As if the landscape weren’t enough, there are plenty of cultural attractions to be found on Lofoten. I leave the comfort of my rorbu and head for the island of Vestvågøy to admire a reconstruction of the largest Viking longhouse ever found. Historians believe it may have been the seat of one of the most powerful chieftains in northern Norway.
I stop too at the stone fort of Eggum – the site of a German radar station during WWII – where I follow the coast along a rough dirt track, admiring the mountains and watching sheep graze on lush, green grass.
A 20-minute walk from the fort, I find what I’m looking for; a sculpted bronze head on a column, which appears the right way up when viewed from one side, and upside-down when viewed from the other. The sculpture is called, simply, Head, and is the work of Swiss artist, Markus Raetz.

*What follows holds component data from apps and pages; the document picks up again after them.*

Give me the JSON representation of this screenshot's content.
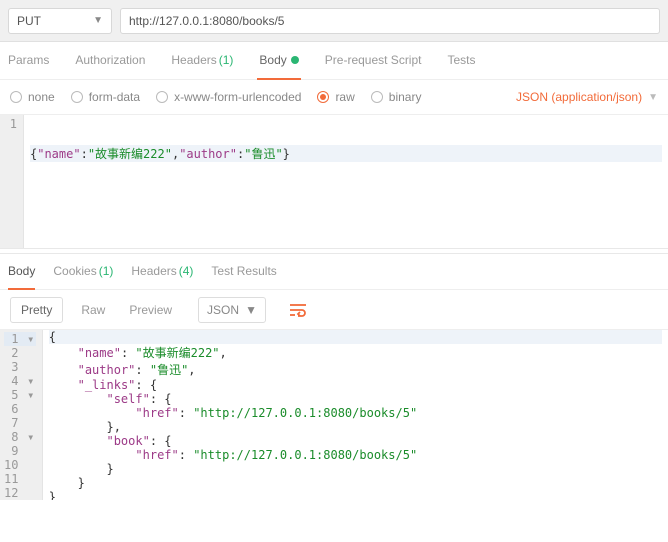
{
  "request": {
    "method": "PUT",
    "url": "http://127.0.0.1:8080/books/5"
  },
  "tabs": {
    "params": "Params",
    "authorization": "Authorization",
    "headers": "Headers",
    "headers_count": "(1)",
    "body": "Body",
    "prerequest": "Pre-request Script",
    "tests": "Tests"
  },
  "body_options": {
    "none": "none",
    "form_data": "form-data",
    "x_www": "x-www-form-urlencoded",
    "raw": "raw",
    "binary": "binary",
    "content_type": "JSON (application/json)"
  },
  "request_body": {
    "line1_gutter": "1",
    "parts": {
      "open": "{",
      "k1": "\"name\"",
      "c1": ":",
      "v1": "\"故事新编222\"",
      "comma": ",",
      "k2": "\"author\"",
      "c2": ":",
      "v2": "\"鲁迅\"",
      "close": "}"
    }
  },
  "response_tabs": {
    "body": "Body",
    "cookies": "Cookies",
    "cookies_count": "(1)",
    "headers": "Headers",
    "headers_count": "(4)",
    "test_results": "Test Results"
  },
  "response_toolbar": {
    "pretty": "Pretty",
    "raw": "Raw",
    "preview": "Preview",
    "format": "JSON"
  },
  "response_body": {
    "lines": [
      {
        "n": "1",
        "fold": "▾",
        "indent": 0,
        "tokens": [
          {
            "t": "p",
            "v": "{"
          }
        ]
      },
      {
        "n": "2",
        "indent": 1,
        "tokens": [
          {
            "t": "k",
            "v": "\"name\""
          },
          {
            "t": "p",
            "v": ": "
          },
          {
            "t": "s",
            "v": "\"故事新编222\""
          },
          {
            "t": "p",
            "v": ","
          }
        ]
      },
      {
        "n": "3",
        "indent": 1,
        "tokens": [
          {
            "t": "k",
            "v": "\"author\""
          },
          {
            "t": "p",
            "v": ": "
          },
          {
            "t": "s",
            "v": "\"鲁迅\""
          },
          {
            "t": "p",
            "v": ","
          }
        ]
      },
      {
        "n": "4",
        "fold": "▾",
        "indent": 1,
        "tokens": [
          {
            "t": "k",
            "v": "\"_links\""
          },
          {
            "t": "p",
            "v": ": {"
          }
        ]
      },
      {
        "n": "5",
        "fold": "▾",
        "indent": 2,
        "tokens": [
          {
            "t": "k",
            "v": "\"self\""
          },
          {
            "t": "p",
            "v": ": {"
          }
        ]
      },
      {
        "n": "6",
        "indent": 3,
        "tokens": [
          {
            "t": "k",
            "v": "\"href\""
          },
          {
            "t": "p",
            "v": ": "
          },
          {
            "t": "s",
            "v": "\"http://127.0.0.1:8080/books/5\""
          }
        ]
      },
      {
        "n": "7",
        "indent": 2,
        "tokens": [
          {
            "t": "p",
            "v": "},"
          }
        ]
      },
      {
        "n": "8",
        "fold": "▾",
        "indent": 2,
        "tokens": [
          {
            "t": "k",
            "v": "\"book\""
          },
          {
            "t": "p",
            "v": ": {"
          }
        ]
      },
      {
        "n": "9",
        "indent": 3,
        "tokens": [
          {
            "t": "k",
            "v": "\"href\""
          },
          {
            "t": "p",
            "v": ": "
          },
          {
            "t": "s",
            "v": "\"http://127.0.0.1:8080/books/5\""
          }
        ]
      },
      {
        "n": "10",
        "indent": 2,
        "tokens": [
          {
            "t": "p",
            "v": "}"
          }
        ]
      },
      {
        "n": "11",
        "indent": 1,
        "tokens": [
          {
            "t": "p",
            "v": "}"
          }
        ]
      },
      {
        "n": "12",
        "indent": 0,
        "tokens": [
          {
            "t": "p",
            "v": "}"
          }
        ]
      }
    ]
  }
}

It forms part of the Artscape Nordland project, featuring 33 works by 33 international artists which are scattered across 33 municipalities in northern Norway. Several installations can be found on Lofoten; a large stone circle on Flakstadøya; an enormous glass mirror on Austvågøya; and a sculpture inspired by the island’s migratory birds on Røst. The journey to each one of them is as breathtaking as the art.

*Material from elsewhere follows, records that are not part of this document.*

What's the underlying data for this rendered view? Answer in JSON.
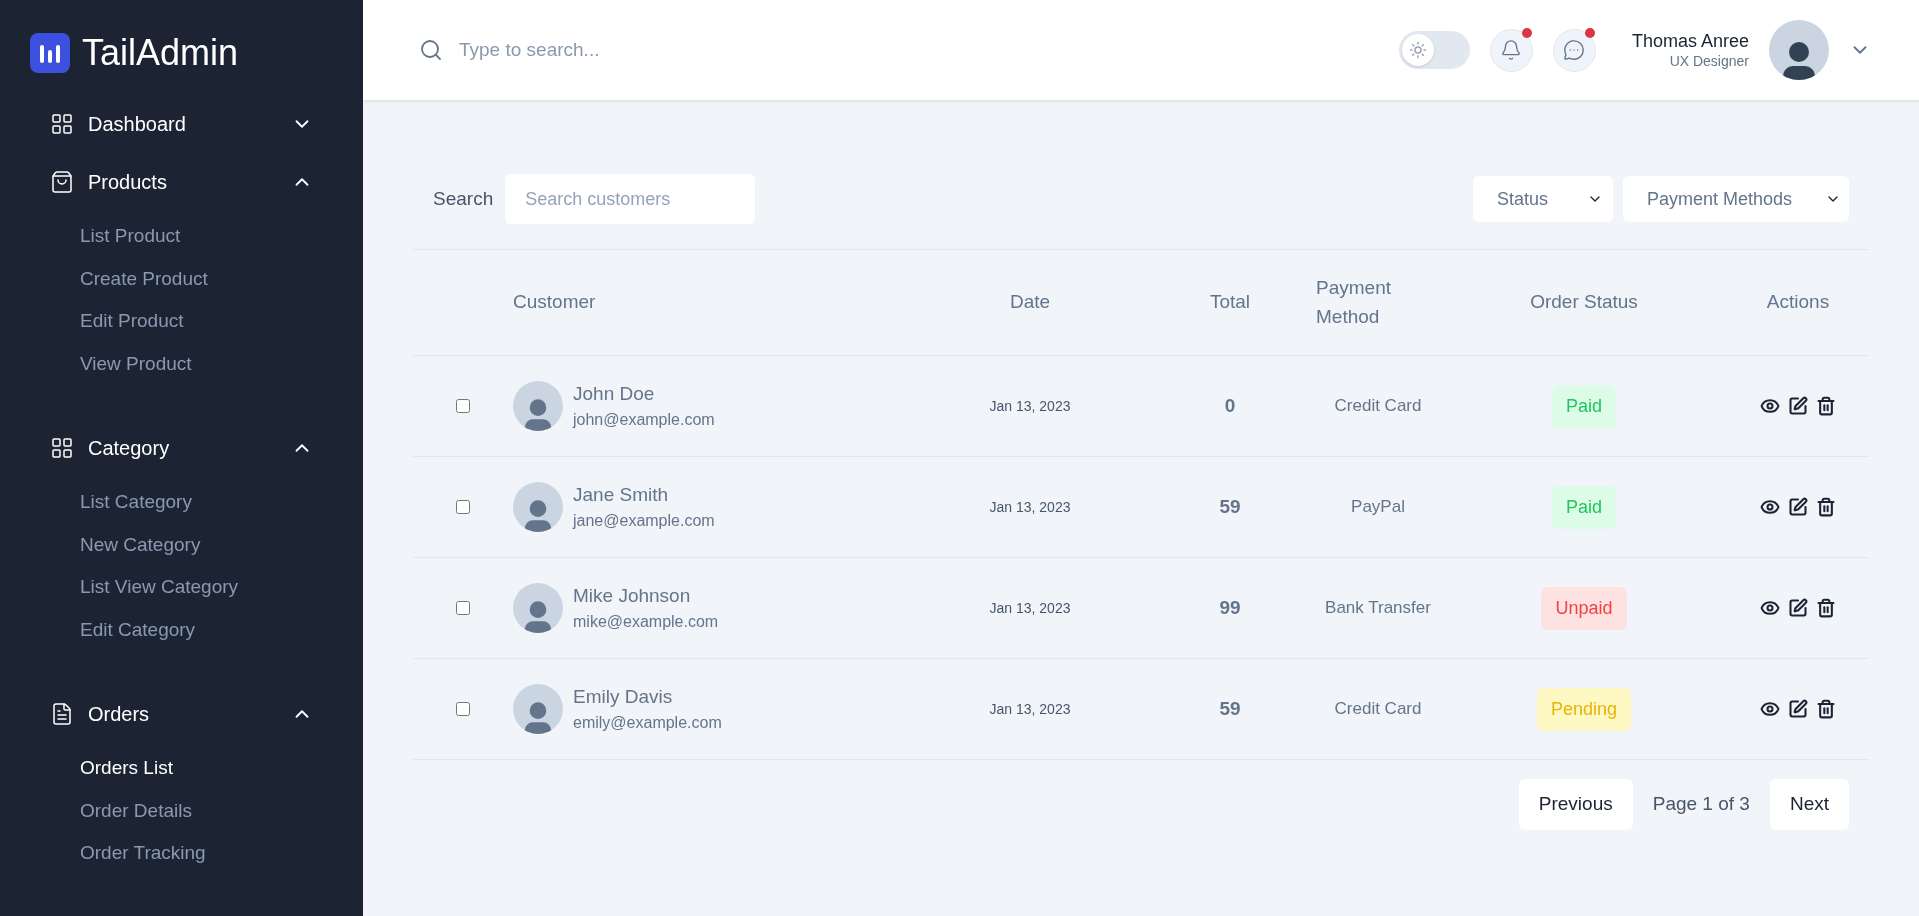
{
  "brand": {
    "name": "TailAdmin"
  },
  "sidebar": {
    "items": [
      {
        "label": "Dashboard",
        "expanded": false
      },
      {
        "label": "Products",
        "expanded": true,
        "children": [
          {
            "label": "List Product",
            "selected": false
          },
          {
            "label": "Create Product",
            "selected": false
          },
          {
            "label": "Edit Product",
            "selected": false
          },
          {
            "label": "View Product",
            "selected": false
          }
        ]
      },
      {
        "label": "Category",
        "expanded": true,
        "children": [
          {
            "label": "List Category",
            "selected": false
          },
          {
            "label": "New Category",
            "selected": false
          },
          {
            "label": "List View Category",
            "selected": false
          },
          {
            "label": "Edit Category",
            "selected": false
          }
        ]
      },
      {
        "label": "Orders",
        "expanded": true,
        "children": [
          {
            "label": "Orders List",
            "selected": true
          },
          {
            "label": "Order Details",
            "selected": false
          },
          {
            "label": "Order Tracking",
            "selected": false
          }
        ]
      }
    ]
  },
  "header": {
    "search": {
      "placeholder": "Type to search..."
    },
    "dark_mode": {
      "on": false
    },
    "notifications": {
      "unread": true
    },
    "messages": {
      "unread": true
    },
    "user": {
      "name": "Thomas Anree",
      "role": "UX Designer"
    }
  },
  "filters": {
    "search_label": "Search",
    "search": {
      "placeholder": "Search customers"
    },
    "status": {
      "value": "Status"
    },
    "payment": {
      "value": "Payment Methods"
    }
  },
  "table": {
    "columns": [
      "Customer",
      "Date",
      "Total",
      "Payment Method",
      "Order Status",
      "Actions"
    ],
    "rows": [
      {
        "checked": false,
        "name": "John Doe",
        "email": "john@example.com",
        "date": "Jan 13, 2023",
        "total": "0",
        "payment": "Credit Card",
        "status": {
          "label": "Paid",
          "kind": "paid"
        }
      },
      {
        "checked": false,
        "name": "Jane Smith",
        "email": "jane@example.com",
        "date": "Jan 13, 2023",
        "total": "59",
        "payment": "PayPal",
        "status": {
          "label": "Paid",
          "kind": "paid"
        }
      },
      {
        "checked": false,
        "name": "Mike Johnson",
        "email": "mike@example.com",
        "date": "Jan 13, 2023",
        "total": "99",
        "payment": "Bank Transfer",
        "status": {
          "label": "Unpaid",
          "kind": "unpaid"
        }
      },
      {
        "checked": false,
        "name": "Emily Davis",
        "email": "emily@example.com",
        "date": "Jan 13, 2023",
        "total": "59",
        "payment": "Credit Card",
        "status": {
          "label": "Pending",
          "kind": "pending"
        }
      }
    ]
  },
  "pagination": {
    "previous": "Previous",
    "page": "Page 1 of 3",
    "next": "Next"
  }
}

This maritime theme runs through any visit to Lofoten. Fishermen’s cottages, known locally as rorbuer, are the quintessential form of accommodation on the islands. Simple but atmospheric, these stilted properties are usually perched above the shore and offer stunning vistas as standard.

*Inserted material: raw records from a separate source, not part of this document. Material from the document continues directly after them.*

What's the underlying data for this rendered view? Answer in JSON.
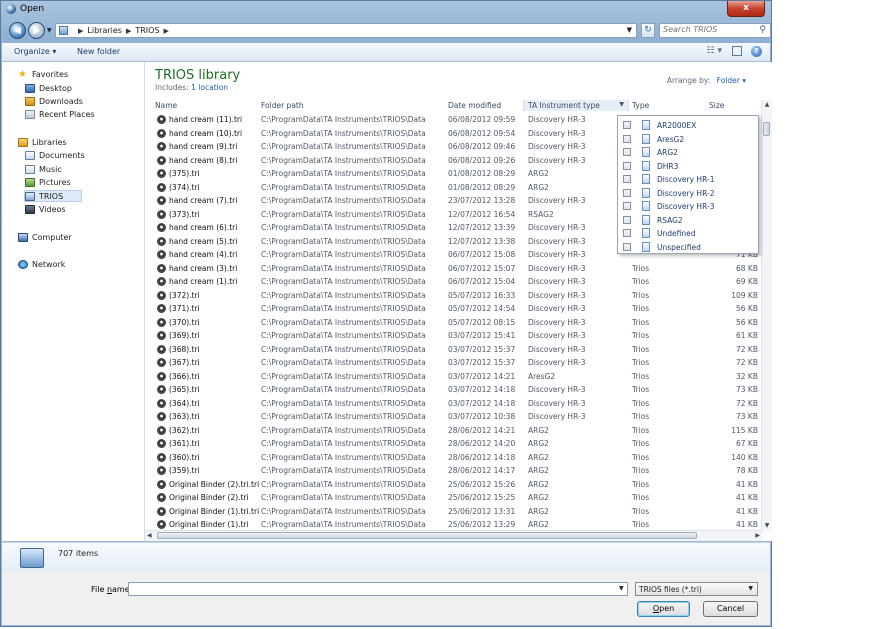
{
  "window": {
    "title": "Open",
    "close_label": "x"
  },
  "address": {
    "crumbs": [
      "Libraries",
      "TRIOS"
    ]
  },
  "search": {
    "placeholder": "Search TRIOS"
  },
  "toolbar": {
    "organize": "Organize ▾",
    "new_folder": "New folder"
  },
  "nav": {
    "favorites": "Favorites",
    "desktop": "Desktop",
    "downloads": "Downloads",
    "recent": "Recent Places",
    "libraries": "Libraries",
    "documents": "Documents",
    "music": "Music",
    "pictures": "Pictures",
    "trios": "TRIOS",
    "videos": "Videos",
    "computer": "Computer",
    "network": "Network"
  },
  "library": {
    "title": "TRIOS library",
    "includes_label": "Includes:",
    "includes_link": "1 location",
    "arrange_label": "Arrange by:",
    "arrange_value": "Folder ▾"
  },
  "columns": {
    "name": "Name",
    "path": "Folder path",
    "date": "Date modified",
    "instrument": "TA Instrument type",
    "type": "Type",
    "size": "Size"
  },
  "files": [
    {
      "name": "hand cream (11).tri",
      "path": "C:\\ProgramData\\TA Instruments\\TRIOS\\Data",
      "date": "06/08/2012 09:59",
      "inst": "Discovery HR-3",
      "type": "",
      "size": ""
    },
    {
      "name": "hand cream (10).tri",
      "path": "C:\\ProgramData\\TA Instruments\\TRIOS\\Data",
      "date": "06/08/2012 09:54",
      "inst": "Discovery HR-3",
      "type": "",
      "size": ""
    },
    {
      "name": "hand cream (9).tri",
      "path": "C:\\ProgramData\\TA Instruments\\TRIOS\\Data",
      "date": "06/08/2012 09:46",
      "inst": "Discovery HR-3",
      "type": "",
      "size": ""
    },
    {
      "name": "hand cream (8).tri",
      "path": "C:\\ProgramData\\TA Instruments\\TRIOS\\Data",
      "date": "06/08/2012 09:26",
      "inst": "Discovery HR-3",
      "type": "",
      "size": ""
    },
    {
      "name": "(375).tri",
      "path": "C:\\ProgramData\\TA Instruments\\TRIOS\\Data",
      "date": "01/08/2012 08:29",
      "inst": "ARG2",
      "type": "",
      "size": ""
    },
    {
      "name": "(374).tri",
      "path": "C:\\ProgramData\\TA Instruments\\TRIOS\\Data",
      "date": "01/08/2012 08:29",
      "inst": "ARG2",
      "type": "",
      "size": ""
    },
    {
      "name": "hand cream (7).tri",
      "path": "C:\\ProgramData\\TA Instruments\\TRIOS\\Data",
      "date": "23/07/2012 13:28",
      "inst": "Discovery HR-3",
      "type": "",
      "size": ""
    },
    {
      "name": "(373).tri",
      "path": "C:\\ProgramData\\TA Instruments\\TRIOS\\Data",
      "date": "12/07/2012 16:54",
      "inst": "RSAG2",
      "type": "",
      "size": ""
    },
    {
      "name": "hand cream (6).tri",
      "path": "C:\\ProgramData\\TA Instruments\\TRIOS\\Data",
      "date": "12/07/2012 13:39",
      "inst": "Discovery HR-3",
      "type": "",
      "size": ""
    },
    {
      "name": "hand cream (5).tri",
      "path": "C:\\ProgramData\\TA Instruments\\TRIOS\\Data",
      "date": "12/07/2012 13:38",
      "inst": "Discovery HR-3",
      "type": "",
      "size": ""
    },
    {
      "name": "hand cream (4).tri",
      "path": "C:\\ProgramData\\TA Instruments\\TRIOS\\Data",
      "date": "06/07/2012 15:08",
      "inst": "Discovery HR-3",
      "type": "",
      "size": "71 KB"
    },
    {
      "name": "hand cream (3).tri",
      "path": "C:\\ProgramData\\TA Instruments\\TRIOS\\Data",
      "date": "06/07/2012 15:07",
      "inst": "Discovery HR-3",
      "type": "Trios",
      "size": "68 KB"
    },
    {
      "name": "hand cream (1).tri",
      "path": "C:\\ProgramData\\TA Instruments\\TRIOS\\Data",
      "date": "06/07/2012 15:04",
      "inst": "Discovery HR-3",
      "type": "Trios",
      "size": "69 KB"
    },
    {
      "name": "(372).tri",
      "path": "C:\\ProgramData\\TA Instruments\\TRIOS\\Data",
      "date": "05/07/2012 16:33",
      "inst": "Discovery HR-3",
      "type": "Trios",
      "size": "109 KB"
    },
    {
      "name": "(371).tri",
      "path": "C:\\ProgramData\\TA Instruments\\TRIOS\\Data",
      "date": "05/07/2012 14:54",
      "inst": "Discovery HR-3",
      "type": "Trios",
      "size": "56 KB"
    },
    {
      "name": "(370).tri",
      "path": "C:\\ProgramData\\TA Instruments\\TRIOS\\Data",
      "date": "05/07/2012 08:15",
      "inst": "Discovery HR-3",
      "type": "Trios",
      "size": "56 KB"
    },
    {
      "name": "(369).tri",
      "path": "C:\\ProgramData\\TA Instruments\\TRIOS\\Data",
      "date": "03/07/2012 15:41",
      "inst": "Discovery HR-3",
      "type": "Trios",
      "size": "61 KB"
    },
    {
      "name": "(368).tri",
      "path": "C:\\ProgramData\\TA Instruments\\TRIOS\\Data",
      "date": "03/07/2012 15:37",
      "inst": "Discovery HR-3",
      "type": "Trios",
      "size": "72 KB"
    },
    {
      "name": "(367).tri",
      "path": "C:\\ProgramData\\TA Instruments\\TRIOS\\Data",
      "date": "03/07/2012 15:37",
      "inst": "Discovery HR-3",
      "type": "Trios",
      "size": "72 KB"
    },
    {
      "name": "(366).tri",
      "path": "C:\\ProgramData\\TA Instruments\\TRIOS\\Data",
      "date": "03/07/2012 14:21",
      "inst": "AresG2",
      "type": "Trios",
      "size": "32 KB"
    },
    {
      "name": "(365).tri",
      "path": "C:\\ProgramData\\TA Instruments\\TRIOS\\Data",
      "date": "03/07/2012 14:18",
      "inst": "Discovery HR-3",
      "type": "Trios",
      "size": "73 KB"
    },
    {
      "name": "(364).tri",
      "path": "C:\\ProgramData\\TA Instruments\\TRIOS\\Data",
      "date": "03/07/2012 14:18",
      "inst": "Discovery HR-3",
      "type": "Trios",
      "size": "72 KB"
    },
    {
      "name": "(363).tri",
      "path": "C:\\ProgramData\\TA Instruments\\TRIOS\\Data",
      "date": "03/07/2012 10:38",
      "inst": "Discovery HR-3",
      "type": "Trios",
      "size": "73 KB"
    },
    {
      "name": "(362).tri",
      "path": "C:\\ProgramData\\TA Instruments\\TRIOS\\Data",
      "date": "28/06/2012 14:21",
      "inst": "ARG2",
      "type": "Trios",
      "size": "115 KB"
    },
    {
      "name": "(361).tri",
      "path": "C:\\ProgramData\\TA Instruments\\TRIOS\\Data",
      "date": "28/06/2012 14:20",
      "inst": "ARG2",
      "type": "Trios",
      "size": "67 KB"
    },
    {
      "name": "(360).tri",
      "path": "C:\\ProgramData\\TA Instruments\\TRIOS\\Data",
      "date": "28/06/2012 14:18",
      "inst": "ARG2",
      "type": "Trios",
      "size": "140 KB"
    },
    {
      "name": "(359).tri",
      "path": "C:\\ProgramData\\TA Instruments\\TRIOS\\Data",
      "date": "28/06/2012 14:17",
      "inst": "ARG2",
      "type": "Trios",
      "size": "78 KB"
    },
    {
      "name": "Original Binder (2).tri.tri",
      "path": "C:\\ProgramData\\TA Instruments\\TRIOS\\Data",
      "date": "25/06/2012 15:26",
      "inst": "ARG2",
      "type": "Trios",
      "size": "41 KB"
    },
    {
      "name": "Original Binder (2).tri",
      "path": "C:\\ProgramData\\TA Instruments\\TRIOS\\Data",
      "date": "25/06/2012 15:25",
      "inst": "ARG2",
      "type": "Trios",
      "size": "41 KB"
    },
    {
      "name": "Original Binder (1).tri.tri",
      "path": "C:\\ProgramData\\TA Instruments\\TRIOS\\Data",
      "date": "25/06/2012 13:31",
      "inst": "ARG2",
      "type": "Trios",
      "size": "41 KB"
    },
    {
      "name": "Original Binder (1).tri",
      "path": "C:\\ProgramData\\TA Instruments\\TRIOS\\Data",
      "date": "25/06/2012 13:29",
      "inst": "ARG2",
      "type": "Trios",
      "size": "41 KB"
    }
  ],
  "filter_options": [
    "AR2000EX",
    "AresG2",
    "ARG2",
    "DHR3",
    "Discovery HR-1",
    "Discovery HR-2",
    "Discovery HR-3",
    "RSAG2",
    "Undefined",
    "Unspecified"
  ],
  "details": {
    "count": "707 items"
  },
  "footer": {
    "file_name_prefix": "File ",
    "file_name_underlined": "n",
    "file_name_suffix": "ame:",
    "file_name_value": "",
    "file_type": "TRIOS files (*.tri)",
    "open_underlined": "O",
    "open_rest": "pen",
    "cancel": "Cancel"
  }
}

The view from the balcony of my rorbu in Olenilsøy is certainly something to behold; across the fjord I see a cluster of yellow cottages, framed by fang-like mountains, all of which reflect in the limpid waters of the Reinefjord.
Lofoten’s wild side
I travelled to Lofoten via ferry from Bodø on the mainland, cruising over a sea as flat as glass, catching my first glimpses of the archipelago in the shimmering light of dawn.
Despite the calm of this journey – and the still, shimmering waters I have been marveling at since I arrived – Lofoten is renowned for its phenomenal tidal currents, which were the inspiration for Jules Verne’s 20,000 Leagues Under the Sea and Edgar Allan Poe’s dramatically titled A Descent into the Maelstrom.
The archipelago is certainly a land of contrasts. In the summer months the midnight sun never sets, instead rolling lazily along the horizon, with sandy beaches such as Utakleiv, Unstad and Eggum providing spectacular spots for midnight sunbathing.
An uncertain future
On my last afternoon on the archipelago I walk from my humble abode to Sakrisøy, lured, not for the first time, by a delicatessen called Anita’s Sjømat, which, along with delicious cured cod, sells the best fish burgers I have ever tasted.
Air-dried cod (or stockfish) is one thing you are never far from on Lofoten. Fished in the winter months and hung up to dry outside on huge wooden racks, the cod are sorted into no fewer than 16 different categories depending on quality, and exported in vast quantities to Mediterranean Europe and West Africa.
The cod fishing industry has for centuries formed the mainstay of the Lofoten economy and permeates all aspects of life on the islands – the drying racks can be considered an integral part of the landscape, even in the summer when they’re empty. In the winter, when they are laden with fish and surrounded by snow, the racks are wonderfully photogenic, but step under them at your peril – the blood and oil dripping down is unlikely to wash out of your clothing in a hurry.
Despite the islands’ apparently unspoiled beauty, and their recent submission to be on UNESCO’s list of World Heritage Sites, there remains a note of uncertainty to their future. Plans for oil exploration and possible offshore drilling in the sea around Lofoten, though postponed, have not been shelved, and many believe the threat this poses – potentially catastrophic for the environment and fishing, not to mention tourism – may have been only temporarily averted.